The red cells are the oxygen carrying cells. A low RBC (red blood cell count) can indicate blood loss through hemorrhage or destruction of the cells by parasites, toxins or the body’s immune system. It can also be a sign of an underlying chronic disease.

The white cells are the infection fighting cells. An increased WBC (white blood cell count) can be an indication of a bacterial infection, inflammation, parasites, or cancer. A low WBC is often a sign of a viral infection or severe bacterial infection.

The platelets are important in clotting the blood or stopping bleeding. A low platelet count can cause serious bleeding problems.

What does the Basic Blood Chemistry show?

Our basic Blood Chemistry evaluates liver and kidney values and the blood glucose, or blood sugar level. Abnormal values may mean that the liver or kidneys are not functioning properly. Changes in blood sugar or blood glucose can be caused by diabetes, infection, or cancer. We may recommend further testing to completely evaluate your pet’s health. Depending on the severity of the problem, we may give fluids or other medications during your animal’s procedure or postpone the procedure until the abnormality has been corrected.

What does the Blood Coagulation test show?

For dogs undergoing surgery where bleeding is a factor, we will also do a blood coagulation test.
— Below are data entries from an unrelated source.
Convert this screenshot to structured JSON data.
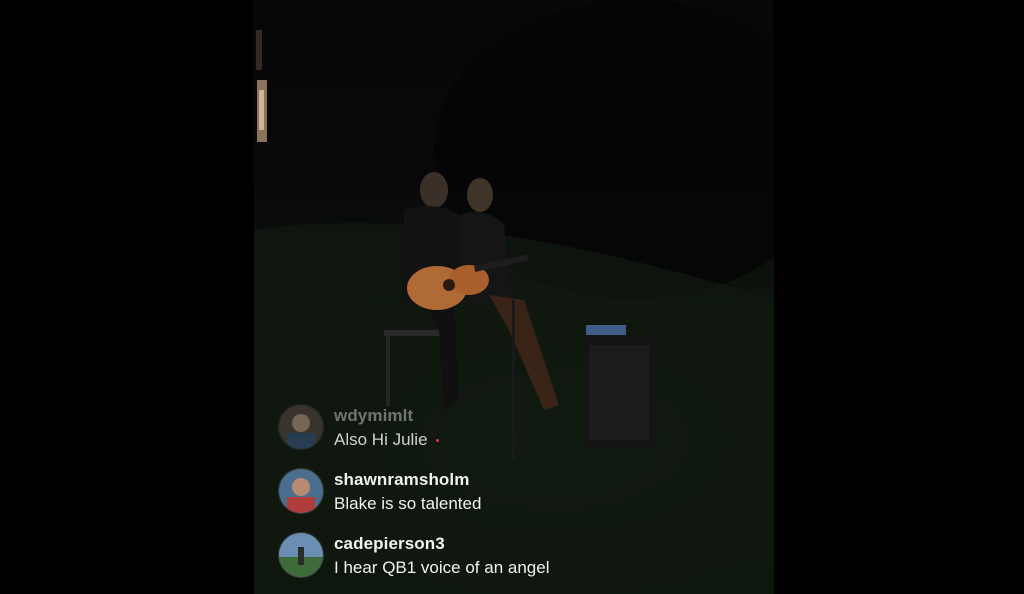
{
  "video": {
    "description_icon": "live-video-feed"
  },
  "comments": [
    {
      "username": "wdymimlt",
      "text": "Also Hi Julie",
      "avatar_icon": "user-avatar-icon"
    },
    {
      "username": "shawnramsholm",
      "text": "Blake is so talented",
      "avatar_icon": "user-avatar-icon"
    },
    {
      "username": "cadepierson3",
      "text": "I hear QB1 voice of an angel",
      "avatar_icon": "user-avatar-icon"
    }
  ],
  "colors": {
    "background": "#000000",
    "comment_text": "#f2f2f2",
    "heart": "#e2324a"
  }
}
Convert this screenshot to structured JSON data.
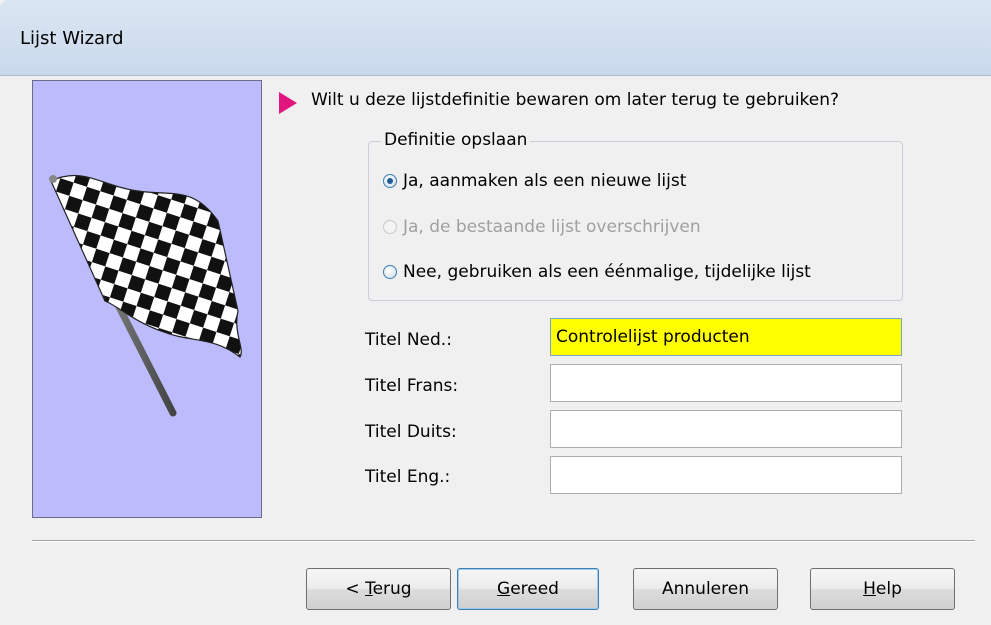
{
  "window": {
    "title": "Lijst Wizard"
  },
  "question": "Wilt u deze lijstdefinitie bewaren om later terug te gebruiken?",
  "group": {
    "legend": "Definitie opslaan",
    "options": [
      {
        "label": "Ja, aanmaken als een nieuwe lijst",
        "checked": true,
        "enabled": true
      },
      {
        "label": "Ja, de bestaande lijst overschrijven",
        "checked": false,
        "enabled": false
      },
      {
        "label": "Nee, gebruiken als een éénmalige, tijdelijke lijst",
        "checked": false,
        "enabled": true
      }
    ]
  },
  "fields": [
    {
      "label": "Titel Ned.:",
      "value": "Controlelijst producten"
    },
    {
      "label": "Titel Frans:",
      "value": ""
    },
    {
      "label": "Titel Duits:",
      "value": ""
    },
    {
      "label": "Titel Eng.:",
      "value": ""
    }
  ],
  "buttons": {
    "back": {
      "prefix": "< ",
      "key": "T",
      "rest": "erug"
    },
    "finish": {
      "key": "G",
      "rest": "ereed"
    },
    "cancel": {
      "label": "Annuleren"
    },
    "help": {
      "key": "H",
      "rest": "elp"
    }
  },
  "illustration": {
    "icon": "checkered-flag-icon",
    "panel_color": "#bcbcfc"
  },
  "colors": {
    "highlight_field": "#ffff00",
    "arrow": "#e0167e"
  }
}
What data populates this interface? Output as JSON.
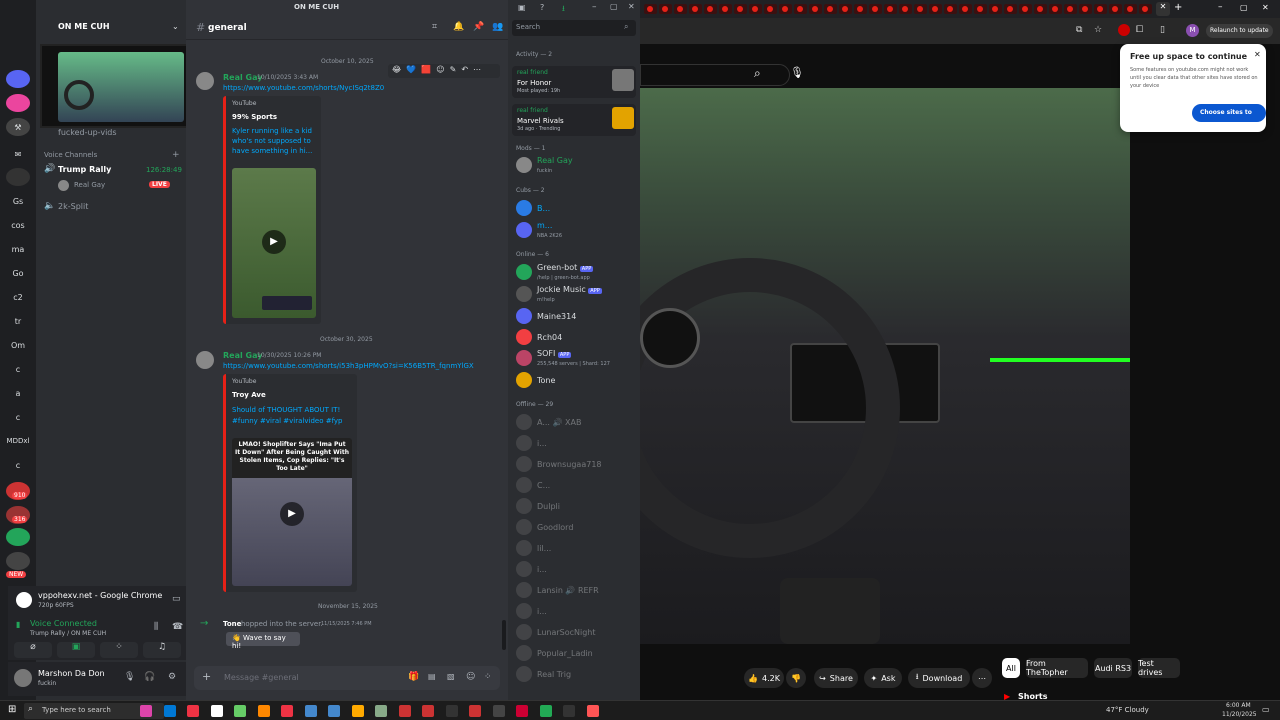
{
  "window": {
    "title": "ON ME CUH"
  },
  "rail": {
    "items": [
      "Gs",
      "cos",
      "ma",
      "Go",
      "c2",
      "tr",
      "Om",
      "c",
      "a",
      "c",
      "MDDxl",
      "c"
    ],
    "badges": [
      "910",
      "316"
    ],
    "new_badge": "NEW"
  },
  "sidebar": {
    "server_name": "ON ME CUH",
    "channel_partial": "fucked-up-vids",
    "voice_header": "Voice Channels",
    "voice_channels": [
      {
        "name": "Trump Rally",
        "timer": "126:28:49"
      },
      {
        "name": "2k-Split"
      }
    ],
    "voice_user": "Real Gay",
    "live": "LIVE",
    "activity_title": "vppohexv.net - Google Chrome",
    "activity_sub": "720p 60FPS",
    "voice_connected": "Voice Connected",
    "voice_location": "Trump Rally / ON ME CUH",
    "user_name": "Marshon Da Don",
    "user_status": "fuckin"
  },
  "chat": {
    "channel": "general",
    "date1": "October 10, 2025",
    "msg1": {
      "author": "Real Gay",
      "time": "10/10/2025 3:43 AM",
      "url": "https://www.youtube.com/shorts/NycISq2t8Z0",
      "embed_provider": "YouTube",
      "embed_author": "99% Sports",
      "embed_title": "Kyler running like a kid who's not supposed to have something in hi..."
    },
    "date2": "October 30, 2025",
    "msg2": {
      "author": "Real Gay",
      "time": "10/30/2025 10:26 PM",
      "url": "https://www.youtube.com/shorts/i53h3pHPMvO?si=K56B5TR_fqnmYlGX",
      "embed_provider": "YouTube",
      "embed_author": "Troy Ave",
      "embed_title": "Should of THOUGHT ABOUT IT! #funny #viral #viralvideo #fyp",
      "thumb_text": "LMAO! Shoplifter Says \"Ima Put It Down\" After Being Caught With Stolen Items, Cop Replies: \"It's Too Late\""
    },
    "date3": "November 15, 2025",
    "join": {
      "author": "Tone",
      "text": "hopped into the server.",
      "time": "11/15/2025 7:46 PM",
      "wave": "Wave to say hi!"
    },
    "input_placeholder": "Message #general"
  },
  "members": {
    "search_placeholder": "Search",
    "activity_header": "Activity — 2",
    "activity": [
      {
        "user": "real friend",
        "game": "For Honor",
        "detail": "Most played: 19h"
      },
      {
        "user": "real friend",
        "game": "Marvel Rivals",
        "detail": "3d ago · Trending"
      }
    ],
    "mods_header": "Mods — 1",
    "mods": [
      {
        "name": "Real Gay",
        "status": "fuckin"
      }
    ],
    "cubs_header": "Cubs — 2",
    "cubs": [
      {
        "name": "B...",
        "status": ""
      },
      {
        "name": "m...",
        "status": "NBA 2K26"
      }
    ],
    "online_header": "Online — 6",
    "online": [
      {
        "name": "Green-bot",
        "tag": "APP",
        "status": "/help | green-bot.app"
      },
      {
        "name": "Jockie Music",
        "tag": "APP",
        "status": "m!help"
      },
      {
        "name": "Maine314",
        "tag": "",
        "status": ""
      },
      {
        "name": "Rch04",
        "tag": "",
        "status": ""
      },
      {
        "name": "SOFI",
        "tag": "APP",
        "status": "255,548 servers | Shard: 127"
      },
      {
        "name": "Tone",
        "tag": "",
        "status": ""
      }
    ],
    "offline_header": "Offline — 29",
    "offline": [
      "A... 🔊 XAB",
      "i...",
      "Brownsugaa718",
      "C...",
      "Dulpli",
      "Goodlord",
      "lil...",
      "i...",
      "Lansin 🔊 REFR",
      "i...",
      "LunarSocNight",
      "Popular_Ladin",
      "Real Trig"
    ]
  },
  "browser": {
    "popup_title": "Free up space to continue",
    "popup_text": "Some features on youtube.com might not work until you clear data that other sites have stored on your device",
    "popup_button": "Choose sites to clear",
    "relaunch": "Relaunch to update",
    "profile": "M",
    "likes": "4.2K",
    "share": "Share",
    "ask": "Ask",
    "download": "Download",
    "chips": [
      "All",
      "From TheTopher",
      "Audi RS3",
      "Test drives"
    ],
    "shorts": "Shorts"
  },
  "taskbar": {
    "search_placeholder": "Type here to search",
    "weather": "47°F Cloudy",
    "time": "6:00 AM",
    "date": "11/20/2025"
  },
  "colors": {
    "accent": "#5865f2",
    "green": "#23a55a",
    "link": "#00a8fc",
    "yt_red": "#e62117"
  }
}
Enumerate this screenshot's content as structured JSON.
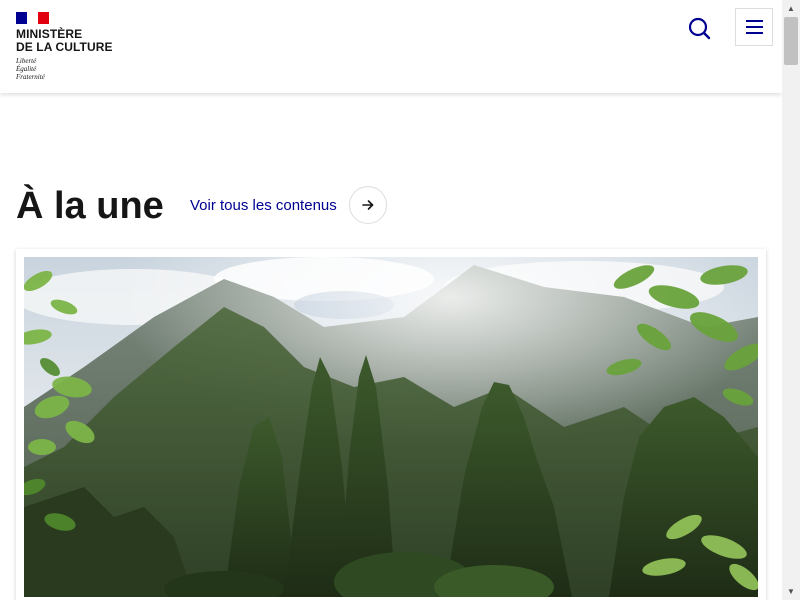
{
  "header": {
    "ministry_line1": "MINISTÈRE",
    "ministry_line2": "DE LA CULTURE",
    "motto": [
      "Liberté",
      "Égalité",
      "Fraternité"
    ],
    "search_icon": "search-icon",
    "menu_icon": "hamburger-menu-icon",
    "flag_colors": [
      "#000091",
      "#ffffff",
      "#e1000f"
    ]
  },
  "section": {
    "title": "À la une",
    "see_all_label": "Voir tous les contenus",
    "see_all_icon": "arrow-right-icon"
  },
  "featured": {
    "image_subject": "photo of jagged green volcanic mountain peaks under a cloudy sky, framed by tropical leaves"
  },
  "colors": {
    "accent": "#000091",
    "text": "#161616",
    "brand_red": "#e1000f"
  }
}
This test measures the bloods ability to clot. Some dog breeds are susceptible to a congenital disease called Von Willebrands disease, where the dog’s blood has a difficult time clotting. This test may also signal your pet has ingested certain types of poison again making it difficult for your dog’s blood to clot. The test results will determine whether your pet will undergo surgery now or at a later time. If this blood test shows problems, surgery may need to be delayed in some cases until the dog is treated or special precautions taken.

Please note, very few Cleveland veterinarians conduct this test. We identified several blood coagulation problems this year which we think saved the life of these dogs.

Does this really need to be done now?

If your animal is 7 or older we require the blood work be done each time anesthesia is used. We do this to ensure the health of your pet and to make the anesthetic procedure as safe as possible. If your animal is younger that 7 we strongly recommend blood work be done. It can help us to identify an underlying disease in its earliest stages. It also gives us valuable baseline data if your pet becomes ill. We can refer back to the blood work results to see what is normal for your pet’s body.

How long is this test good for?

We accept pre-anesthesia blood work if it was done within one month of the procedure.

If you have questions about pre-anesthesia blood work and the benefits of these tests for your pet’s health or if you would like to have these tests done prior to the procedure please ask us.

To schedule an appointment call (440) 234-5831 or click here to request an appointment online